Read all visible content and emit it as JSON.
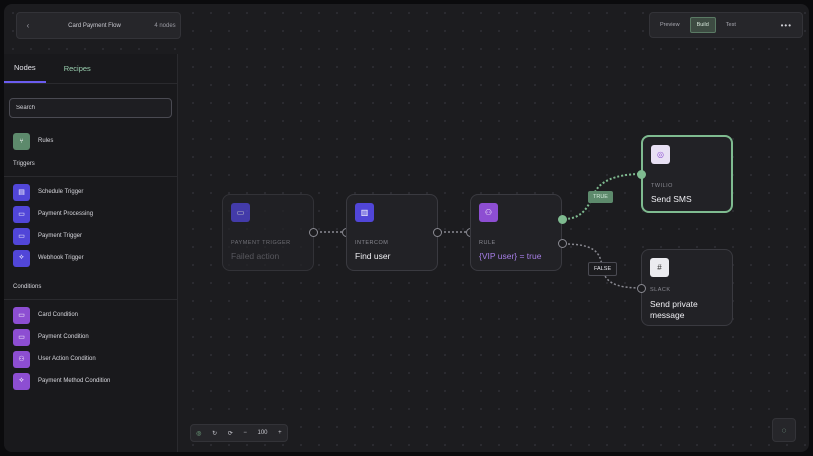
{
  "header": {
    "back_icon": "‹",
    "flow_name": "Card Payment Flow",
    "node_count": "4 nodes"
  },
  "toolbar": {
    "buttons": [
      "Preview",
      "Build",
      "Test"
    ],
    "active": "Build",
    "more": "•••"
  },
  "sidebar": {
    "tabs": [
      "Nodes",
      "Recipes"
    ],
    "search_placeholder": "Search",
    "rules": {
      "label": "Rules",
      "icon": "rule-icon"
    },
    "triggers_title": "Triggers",
    "triggers": [
      {
        "label": "Schedule Trigger",
        "icon": "calendar-icon"
      },
      {
        "label": "Payment Processing",
        "icon": "card-icon"
      },
      {
        "label": "Payment Trigger",
        "icon": "card-icon"
      },
      {
        "label": "Webhook Trigger",
        "icon": "webhook-icon"
      }
    ],
    "conditions_title": "Conditions",
    "conditions": [
      {
        "label": "Card Condition",
        "icon": "card-icon"
      },
      {
        "label": "Payment Condition",
        "icon": "card-icon"
      },
      {
        "label": "User Action Condition",
        "icon": "users-icon"
      },
      {
        "label": "Payment Method Condition",
        "icon": "webhook-icon"
      }
    ]
  },
  "nodes": {
    "payment": {
      "kind": "PAYMENT TRIGGER",
      "title": "Failed action"
    },
    "intercom": {
      "kind": "INTERCOM",
      "title": "Find user"
    },
    "rule": {
      "kind": "RULE",
      "title": "{VIP user} = true"
    },
    "twilio": {
      "kind": "TWILIO",
      "title": "Send SMS"
    },
    "slack": {
      "kind": "SLACK",
      "title_line1": "Send private",
      "title_line2": "message"
    }
  },
  "edges": {
    "true_label": "TRUE",
    "false_label": "FALSE"
  },
  "controls": [
    "↻",
    "⟳",
    "−",
    "100",
    "+"
  ],
  "colors": {
    "accent": "#6b5cf0",
    "success": "#7fbb90",
    "trigger": "#5146d8",
    "condition": "#8d4ed2"
  }
}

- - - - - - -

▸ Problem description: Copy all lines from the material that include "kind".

▸ Task response:
      "kind": "PAYMENT TRIGGER",
      "kind": "INTERCOM",
      "kind": "RULE",
      "kind": "TWILIO",
      "kind": "SLACK",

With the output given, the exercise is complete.